First, notice that you can now modify the article if you want. Next, look at the Publishing Options tab or slider. Notice that some of the information that was blank before has now been filled in, including the alias (very important because it is used to create the URLs or links to specific pages on your site), the created date, the author (you), the publication start date (today), the publication end date (set to 0 by default, which means that there is no end date), and the revision number. With the exception of the revision number, you can modify any of these simply by editing the fields and then saving the article. However, most of the time you can just let Joomla! manage these fields for you. For example, you may want to change your alias if the title is very long, or you may have a specific idea about the URL you want for that article. An alias should never contain spaces (Joomla! won’t allow you to save an alias that does), and underscores should be avoided (they can be hard to read), as should uppercase letters (users may mistakenly type the URL in the wrong case and not find your page), but other than that the choice is up to you.
The other tab or slider that you should always pay attention to is Metadata. Metadata provides search engines and other applications with information about the content of this specific article. Previously you created metadata that described the site as a whole, but usually you would like this to be more specific to help search engines identify individual articles to people doing searches. Fill in the description with one or two sentences and the keywords with between two and five terms. Keywords are used internally to find content items with the same keywords as other items and are also indexed by Smart Search, the Joomla! advanced search component.
Go back to the main tab for editing your article. Let’s look at the details of this page more closely. There are a number of things to notice and important settings for the article on this page.
When you created your article and now that you are editing it, you are using the default editor that is installed with Joomla! It’s a very popular Web content editor called TinyMCE. As shown in Figure 5.4, across the top of the editor you can see icons that represent the different editing capabilities that the editor has, which are very similar to the editing icons in most word processing programs and office suites. Hovering your mouse over each of the icons in the editor toolbars will supply a tool tip that will tell you what the editing function does (1).
Figure 5.4. TinyMCE Editor with menu buttons above and below the editing area
Underneath the content text box are a number of buttons (2):
- Article: This is the button that allows you to link your article to another article on your site.
- Image: This is the button for the Media Manager, which will allow you to upload images to your Web site; you can also use it to place the images you have already uploaded into your Web site.
- Page Break: This is how you can break very long content items into a number of shorter pages through which the user can navigate inside the article itself. Joomla! will automatically create a navigational table of contents for your article using the page breaks to define the sections of the article.

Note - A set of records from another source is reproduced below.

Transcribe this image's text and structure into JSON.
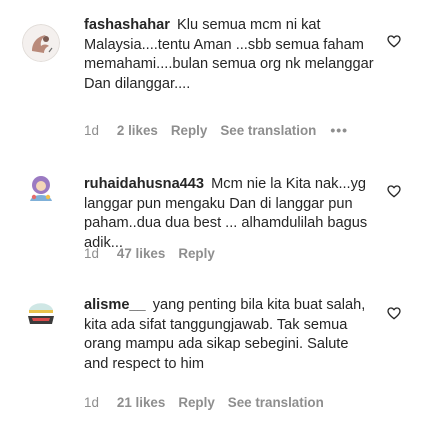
{
  "comments": [
    {
      "username": "fashashahar",
      "text": "Klu semua mcm ni kat Malaysia....tentu Aman ...sbb semua faham memahami....bulan semua org nk melanggar Dan dilanggar....",
      "time": "1d",
      "likes": "2 likes",
      "reply": "Reply",
      "translation": "See translation",
      "more": "•••",
      "avatar_icon": "user-avatar-icon",
      "like_icon": "heart-icon"
    },
    {
      "username": "ruhaidahusna443",
      "text": "Mcm nie la Kita nak...yg langgar pun mengaku Dan di langgar pun paham..dua dua best ... alhamdulilah bagus adik...",
      "time": "1d",
      "likes": "47 likes",
      "reply": "Reply",
      "avatar_icon": "user-avatar-icon",
      "like_icon": "heart-icon"
    },
    {
      "username": "alisme__",
      "text": "yang penting bila kita buat salah, kita ada sifat tanggungjawab. Tak semua orang mampu ada sikap sebegini. Salute and respect to him",
      "time": "1d",
      "likes": "21 likes",
      "reply": "Reply",
      "translation": "See translation",
      "avatar_icon": "user-avatar-icon",
      "like_icon": "heart-icon"
    }
  ]
}
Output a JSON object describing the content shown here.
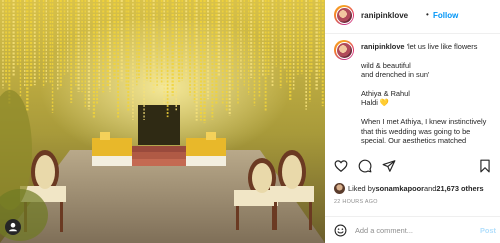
{
  "post": {
    "username": "ranipinklove",
    "follow_label": "Follow",
    "separator": "•",
    "caption": {
      "username": "ranipinklove",
      "line1": " 'let us live like flowers",
      "para2": "wild & beautiful\nand drenched in sun'",
      "para3": "Athiya & Rahul\nHaldi",
      "heart_emoji": "💛",
      "para4": "When I met Athiya, I knew instinctively that this wedding was going to be special. Our aesthetics matched"
    },
    "likes": {
      "prefix": "Liked by ",
      "user": "sonamkapoor",
      "middle": " and ",
      "count": "21,673 others"
    },
    "timestamp": "22 HOURS AGO",
    "comment": {
      "placeholder": "Add a comment...",
      "post_label": "Post"
    }
  },
  "icons": {
    "like": "heart-icon",
    "comment": "comment-icon",
    "share": "share-icon",
    "save": "bookmark-icon",
    "emoji": "emoji-icon",
    "tag": "user-tag-icon"
  },
  "colors": {
    "accent": "#0095f6",
    "post_disabled": "#b2dffc",
    "muted": "#8e8e8e",
    "text": "#262626",
    "flower_yellow": "#f2d43a"
  }
}
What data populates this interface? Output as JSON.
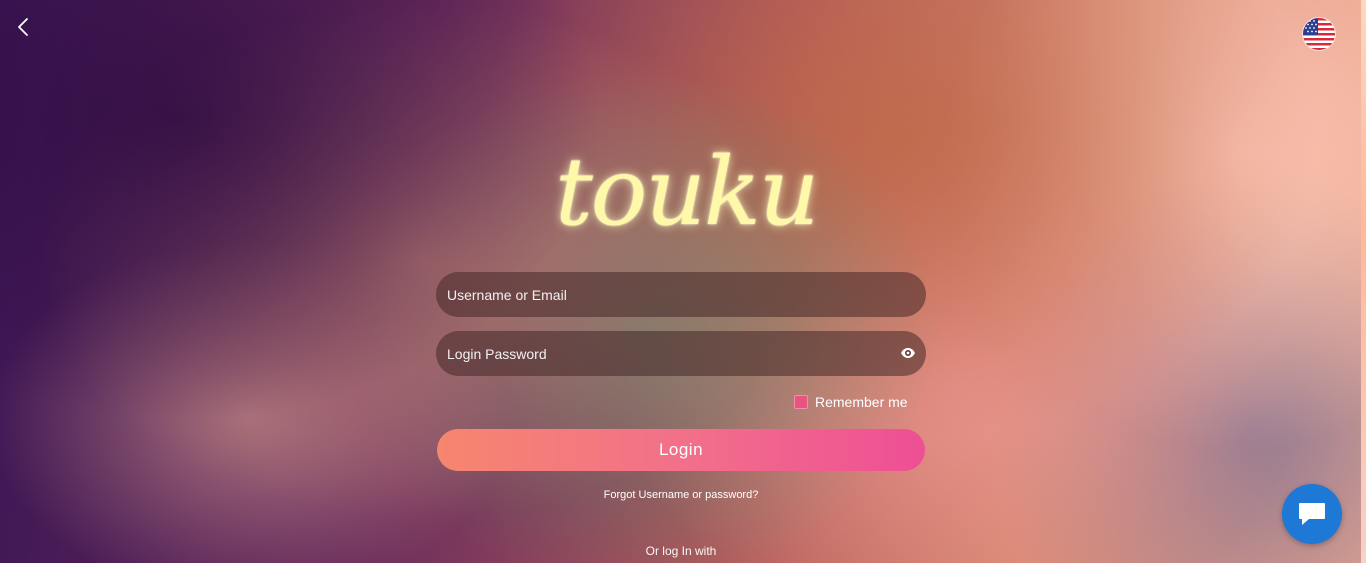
{
  "nav": {
    "back_icon": "chevron-left-icon",
    "language_flag_icon": "us-flag-icon"
  },
  "brand": {
    "logo_text": "touku"
  },
  "form": {
    "username_placeholder": "Username or Email",
    "password_placeholder": "Login Password",
    "password_toggle_icon": "eye-icon",
    "remember_label": "Remember me",
    "remember_checked": true,
    "login_label": "Login",
    "forgot_label": "Forgot Username or password?",
    "or_login_label": "Or log In with"
  },
  "chat": {
    "icon": "chat-bubble-icon"
  },
  "colors": {
    "login_gradient_start": "#f6866e",
    "login_gradient_end": "#ee4f94",
    "checkbox": "#e8547e",
    "chat_button": "#1e79d6",
    "logo": "#fff8a8"
  }
}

- Read More: This is how you insert a link to the rest of the article if you want to show some introductory text instead of the full article on every page. Using Read More allows you to have teaser text to draw people into your site by encouraging them to click to see more of an article. In Joomla! people commonly refer to the first area as the intro text and the second as the full text.
- Toggle editor: This button toggles the editor between What You See Is What You Get (WYSIWYG) mode, which is a visual layout, and a code view mode, which shows your content item with the HTML tags that direct how the content will display. If you are familiar with simple HTML, you can format your content code using HTML tags.

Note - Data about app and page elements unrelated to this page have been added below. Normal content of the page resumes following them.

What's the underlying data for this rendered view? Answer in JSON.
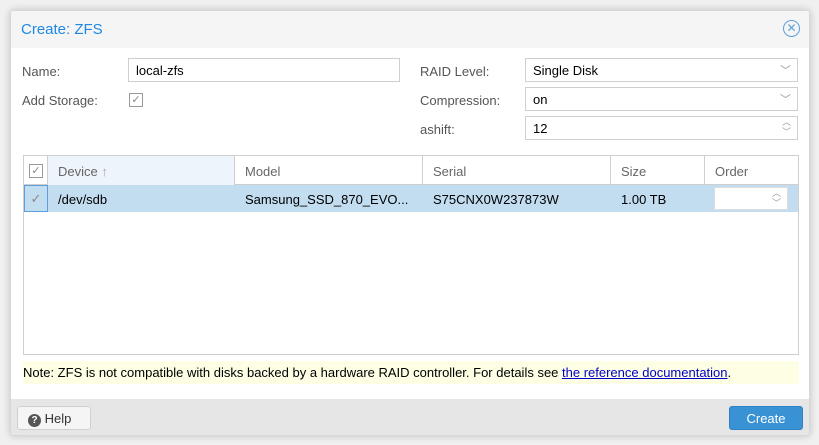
{
  "title": "Create: ZFS",
  "form": {
    "name_label": "Name:",
    "name_value": "local-zfs",
    "add_storage_label": "Add Storage:",
    "raid_label": "RAID Level:",
    "raid_value": "Single Disk",
    "compression_label": "Compression:",
    "compression_value": "on",
    "ashift_label": "ashift:",
    "ashift_value": "12"
  },
  "grid": {
    "columns": [
      "Device",
      "Model",
      "Serial",
      "Size",
      "Order"
    ],
    "rows": [
      {
        "device": "/dev/sdb",
        "model": "Samsung_SSD_870_EVO...",
        "serial": "S75CNX0W237873W",
        "size": "1.00 TB",
        "order": ""
      }
    ]
  },
  "note": {
    "text": "Note: ZFS is not compatible with disks backed by a hardware RAID controller. For details see ",
    "link": "the reference documentation",
    "end": "."
  },
  "footer": {
    "help": "Help",
    "create": "Create"
  },
  "colors": {
    "accent": "#1e88e5",
    "selected_row": "#c2dcf0",
    "create_button": "#3892d4"
  }
}
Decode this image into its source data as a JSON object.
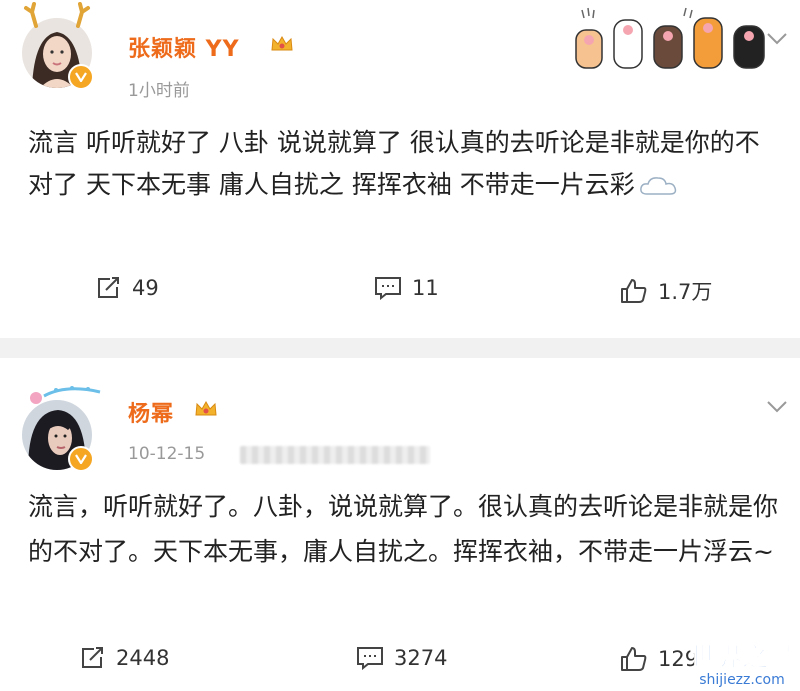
{
  "post1": {
    "username": "张颖颖 YY",
    "timestamp": "1小时前",
    "content": "流言 听听就好了 八卦 说说就算了 很认真的去听论是非就是你的不对了 天下本无事 庸人自扰之 挥挥衣袖 不带走一片云彩",
    "repost_count": "49",
    "comment_count": "11",
    "like_count": "1.7万"
  },
  "post2": {
    "username": "杨幂",
    "timestamp": "10-12-15",
    "content": "流言，听听就好了。八卦，说说就算了。很认真的去听论是非就是你的不对了。天下本无事，庸人自扰之。挥挥衣袖，不带走一片浮云~",
    "repost_count": "2448",
    "comment_count": "3274",
    "like_count": "129"
  },
  "icons": {
    "repost": "repost-icon",
    "comment": "comment-icon",
    "like": "thumbs-up-icon",
    "verified": "verified-badge-icon",
    "crown": "crown-icon",
    "cloud": "cloud-emoji-icon",
    "more": "chevron-down-icon"
  },
  "watermark": {
    "title": "世界之最",
    "url": "shijiezz.com"
  },
  "colors": {
    "username": "#ed6b1b",
    "verified": "#f5a623",
    "watermark": "#3a7bd5",
    "separator": "#f1f1f1"
  }
}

Also on this main editing page are some very important settings. Status lets you assign this specific article to Published, Unpublished, Archived, or Trashed status. Access determines what viewing access level the article is assigned to. We introduced these in Chapter 4. Featured determines whether this article will be included in a featured article layout that you have the option of using. Featured layouts bring together selected articles from different categories. Language allows you to select a language for your content, but if you are using only one language on your site, you can simply leave all articles on the All setting. This option is used for multilingual sites and the All setting means that readers using all languages should see this article.